On Whitman at Pfaff’s: “There I saw Walt Whitman: he had not become famous yet, and I then regarded many of the Boys as his superiors, as they did themselves” (226).
On Pfaff, the owner: “I really believe Pfaff himself loved the Boys. The time came when he retired to the country, well off but then the time also came when he returned and started another place further up-town. I saw him in his new place and asked him about it. He said he was well off, but that he could not stand the country; he had to do something; but then he said, ‘It is n’t the same thing; dere’s no more poys left enny more.’” (226).

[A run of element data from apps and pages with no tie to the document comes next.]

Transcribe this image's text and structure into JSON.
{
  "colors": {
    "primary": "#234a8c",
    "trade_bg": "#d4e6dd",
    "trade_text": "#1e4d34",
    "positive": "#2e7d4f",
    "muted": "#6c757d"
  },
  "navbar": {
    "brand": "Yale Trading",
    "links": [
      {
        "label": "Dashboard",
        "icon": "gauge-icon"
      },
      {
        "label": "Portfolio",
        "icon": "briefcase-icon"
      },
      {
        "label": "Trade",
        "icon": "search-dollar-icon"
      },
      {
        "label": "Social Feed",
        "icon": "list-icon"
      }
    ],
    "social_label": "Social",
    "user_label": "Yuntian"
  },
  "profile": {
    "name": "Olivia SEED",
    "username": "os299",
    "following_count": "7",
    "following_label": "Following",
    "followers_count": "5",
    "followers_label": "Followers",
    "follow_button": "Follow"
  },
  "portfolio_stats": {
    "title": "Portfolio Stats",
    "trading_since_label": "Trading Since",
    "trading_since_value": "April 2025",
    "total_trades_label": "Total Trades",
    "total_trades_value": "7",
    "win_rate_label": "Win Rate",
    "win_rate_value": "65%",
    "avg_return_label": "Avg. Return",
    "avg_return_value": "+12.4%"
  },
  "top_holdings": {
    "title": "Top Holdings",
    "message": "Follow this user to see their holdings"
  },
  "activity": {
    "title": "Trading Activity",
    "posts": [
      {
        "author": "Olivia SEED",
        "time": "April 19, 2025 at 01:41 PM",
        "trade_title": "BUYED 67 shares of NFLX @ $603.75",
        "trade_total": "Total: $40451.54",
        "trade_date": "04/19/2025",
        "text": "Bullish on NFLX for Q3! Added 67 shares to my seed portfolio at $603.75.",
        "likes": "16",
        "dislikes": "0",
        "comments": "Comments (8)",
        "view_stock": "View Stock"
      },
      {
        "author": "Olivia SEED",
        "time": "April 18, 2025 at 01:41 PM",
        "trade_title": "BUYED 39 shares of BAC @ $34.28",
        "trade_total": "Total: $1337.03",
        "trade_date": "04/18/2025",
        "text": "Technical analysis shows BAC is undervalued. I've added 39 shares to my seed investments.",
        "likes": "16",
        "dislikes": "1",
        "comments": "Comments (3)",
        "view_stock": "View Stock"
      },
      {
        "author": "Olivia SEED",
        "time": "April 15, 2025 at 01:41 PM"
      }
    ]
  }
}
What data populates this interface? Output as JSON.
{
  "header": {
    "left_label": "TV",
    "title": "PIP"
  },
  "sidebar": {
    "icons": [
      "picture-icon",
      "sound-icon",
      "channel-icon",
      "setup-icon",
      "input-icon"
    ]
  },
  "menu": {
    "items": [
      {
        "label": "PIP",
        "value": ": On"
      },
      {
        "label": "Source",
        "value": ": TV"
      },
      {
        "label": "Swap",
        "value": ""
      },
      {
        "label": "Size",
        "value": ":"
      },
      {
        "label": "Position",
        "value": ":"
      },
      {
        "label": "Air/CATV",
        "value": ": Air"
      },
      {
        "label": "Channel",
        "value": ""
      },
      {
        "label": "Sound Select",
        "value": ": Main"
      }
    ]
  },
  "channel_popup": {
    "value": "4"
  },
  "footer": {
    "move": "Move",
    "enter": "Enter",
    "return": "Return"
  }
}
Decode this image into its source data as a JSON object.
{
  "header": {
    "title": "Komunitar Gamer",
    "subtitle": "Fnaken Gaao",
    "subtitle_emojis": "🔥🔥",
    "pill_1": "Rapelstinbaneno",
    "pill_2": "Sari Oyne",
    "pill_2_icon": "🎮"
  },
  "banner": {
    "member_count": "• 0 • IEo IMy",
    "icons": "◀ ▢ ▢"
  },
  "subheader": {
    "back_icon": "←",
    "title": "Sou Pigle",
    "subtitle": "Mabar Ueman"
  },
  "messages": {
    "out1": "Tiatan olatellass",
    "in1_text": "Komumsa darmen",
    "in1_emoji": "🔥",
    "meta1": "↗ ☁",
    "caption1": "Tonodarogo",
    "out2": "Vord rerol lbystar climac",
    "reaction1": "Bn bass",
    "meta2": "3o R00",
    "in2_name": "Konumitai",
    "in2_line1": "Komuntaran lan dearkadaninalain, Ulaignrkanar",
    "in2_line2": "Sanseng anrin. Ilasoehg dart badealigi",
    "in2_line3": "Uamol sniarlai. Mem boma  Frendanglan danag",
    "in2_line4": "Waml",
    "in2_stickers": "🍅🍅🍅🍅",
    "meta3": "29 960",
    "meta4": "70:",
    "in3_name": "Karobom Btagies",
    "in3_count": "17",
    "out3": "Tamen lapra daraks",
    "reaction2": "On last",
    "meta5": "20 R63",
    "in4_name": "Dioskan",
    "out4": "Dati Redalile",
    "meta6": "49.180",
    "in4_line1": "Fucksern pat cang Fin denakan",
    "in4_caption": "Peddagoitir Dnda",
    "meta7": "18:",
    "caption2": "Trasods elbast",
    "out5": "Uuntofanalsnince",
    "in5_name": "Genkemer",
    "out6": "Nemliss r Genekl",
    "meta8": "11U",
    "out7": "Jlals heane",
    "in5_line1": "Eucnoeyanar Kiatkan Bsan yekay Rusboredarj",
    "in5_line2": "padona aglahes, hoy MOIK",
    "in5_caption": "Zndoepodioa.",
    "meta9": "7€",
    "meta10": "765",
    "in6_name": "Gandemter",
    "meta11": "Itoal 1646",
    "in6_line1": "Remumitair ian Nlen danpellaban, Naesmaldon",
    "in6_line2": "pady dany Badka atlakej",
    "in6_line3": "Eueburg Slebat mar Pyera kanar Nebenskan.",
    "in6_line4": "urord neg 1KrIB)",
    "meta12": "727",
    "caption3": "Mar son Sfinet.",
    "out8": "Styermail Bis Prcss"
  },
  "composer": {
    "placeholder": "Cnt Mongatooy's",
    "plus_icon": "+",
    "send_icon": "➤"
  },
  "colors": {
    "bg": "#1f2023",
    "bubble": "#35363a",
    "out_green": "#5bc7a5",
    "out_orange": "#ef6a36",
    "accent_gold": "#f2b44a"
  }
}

On George Arnold: “George Arnold was one of the Boys. He lived near me and used frequently to come and sit by me while I was painting” (227); “I can recall his gentle, sad smile yet. Gentleness was his great charm. We both lived near Pfaff’s, and it was there he read me his poem, shortly after it was written -- ‘Here I sit drinking my beer’” (228); “He died young; I do not know of what he died, but he seemed to be worn out even when I first met him. All the Boys attended his funeral; there was but one woman. Who she was and what she was made it all the more touching; her grief was honest and sincere” (228); “He thought his life a wasted life; it was with him a gorgeous romance of youthful despair; but into that grave went a tender charm, great talent, and great weakness” (228).
Talks about Henry Clapp (232).
On Homer Martin:“What cosy studio and tavern times I have had with Homer Martin. He was a Bohemian if you will (240).[pages:FP(ill.), 191(ill.), 335(ill.), 385(ill.)]
Winter mentions that Vedder was a member Eytinge's "circle of artistic companionship." Winter gives Vedder's current whereabouts as Capri, Italy, in the "Tower of the Four Winds" (319).[pages:319]
The Vault at Pfaff's
27 Memorial Drive West, Bethlehem, PA 18015